    Harriet Tubman began resisting slavery from an early age. When she was only a child, Tubman was hired out by her owner to be night nurse to a local infant. She was forced to stay awake all night and whipped if the child woke up during the night. She understood the difficulties of life as an enslaved person and began her quest for justice.

    At age 12, she put herself between a fugitive enslaved person and the person's overseer and was struck in the head by a weight, which led to a permanent injury. 

  • 'Harriet Tubman' Wasn't Her Birth Name

    One of nine children, Tubman was born Araminta Ross around 1820.

    She married freed enslaved person John Tubman in 1844 and took his last name. She also began using her mother's first name of Harriet at some point, though the timeline is unclear.

  • The First Escape She Engineered Was Her Own

    The First Escape She Engineered Was Her Own
    Photo: Horatio Seymour Squyer / Wikimedia Commons / Public Domain

    By 1849, Tubman's owner had died, and it was clear that her family would be broken up and sold off. On September 17, Harriet and two of her brothers escaped. Once a notice was published offering a reward to anyone who could capture and return the trio, Harriet's brothers decided to return in fear to the plantation.

    She traveled on alone using the Underground Railroad. She went about 90 miles on foot, making it to Philadelphia and freedom. Her husband did not travel with her, and both remarried later.

  • She Wasn't Sure About Abraham Lincoln

    When the Civil War started in 1861, Tubman continued helping fugitive enslaved people and worked as a nurse, cook, and laundress. In 1862, she moved to Port Royal, SC, to assist the growing displaced population of former enslaved people. By 1863, she also led a network of spies and passed intelligence onto Union forces.

    It was during the early part of the war that she wasn't sure if President Lincoln was an ally to her cause. Tubman reportedly criticized Lincoln for being too slow to embrace Black emancipation and she disliked the Union army's unequal treatment of Black soldiers. Tubman later changed her tune on Lincoln and expressed regret she didn't meet him.

  • Her First Underground Railroad Escapes Were For Family Members

    Her First Underground Railroad Escapes Were For Family Members
    Photo: W.J. Moses / Wikimedia Commons / Public Domain

    The Fugitive Slave Act of 1850 brought enormous risk to both escaping enslaved people and those abetting them - even in free states - because it allowed enslaved people in the North to be captured and returned to slavery.

    But Harriet went back to Maryland (and all of her escapes took place there) despite the danger. She first went to help her niece and her family, and then made many other trips back and forth. Later, she tried to recover her husband, but he had remarried. 

  • Everything From Chickens to a Gun Helped Her in Her Work

    Everything From Chickens to a Gun Helped Her in Her Work
    Photo: Unknown / PX Here / Public Domain

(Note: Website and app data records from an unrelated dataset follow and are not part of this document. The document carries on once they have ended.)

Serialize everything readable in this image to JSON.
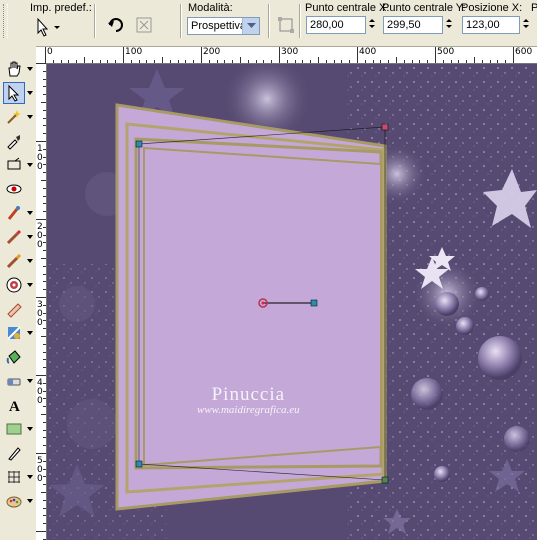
{
  "options_bar": {
    "preset_label": "Imp. predef.:",
    "mode_label": "Modalità:",
    "mode_value": "Prospettiva",
    "center_x_label": "Punto centrale X:",
    "center_x_value": "280,00",
    "center_y_label": "Punto centrale Y:",
    "center_y_value": "299,50",
    "position_x_label": "Posizione X:",
    "position_x_value": "123,00",
    "truncated_label": "P"
  },
  "ruler": {
    "h_labels": [
      "0",
      "100",
      "200",
      "300",
      "400",
      "500",
      "600"
    ],
    "v_labels": [
      "1",
      "0",
      "0",
      "2",
      "0",
      "0",
      "3",
      "0",
      "0",
      "4",
      "0",
      "0",
      "5",
      "0",
      "0"
    ]
  },
  "toolbar": {
    "tools": [
      "pan-icon",
      "pick-tool-icon",
      "magic-wand-icon",
      "dropper-icon",
      "crop-icon",
      "red-eye-icon",
      "clone-brush-icon",
      "paint-brush-icon",
      "lighten-brush-icon",
      "target-tool-icon",
      "eraser-brush-icon",
      "picture-tube-icon",
      "flood-fill-icon",
      "background-eraser-icon",
      "text-tool-icon",
      "rectangle-icon",
      "pen-tool-icon",
      "mesh-warp-icon",
      "art-media-icon"
    ]
  },
  "watermark": {
    "name": "Pinuccia",
    "url": "www.maidiregrafica.eu"
  },
  "colors": {
    "canvas_bg": "#564a72",
    "frame_fill": "#c4a9d8",
    "frame_border": "#a89a64",
    "handle": "#2a8cb0"
  }
}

    Because of the Fugitive Slave Act, as well as her growing notoriety, Tubman's work helping enslaved people escape the North was incredibly dangerous. She used disguises, subterfuge, props, and a gun to aid her. On one mission helping enslaved people escape, she carried live chickens to make her look like she was running errands as a domestic enslaved person in order to go unnoticed in a town. 

    If props didn't work, there was always the pistol she carried to protect herself and others from slave catchers and to threaten enslaved people who got cold feet about escaping. During the Civil War, she also used a sharpshooter's rifle.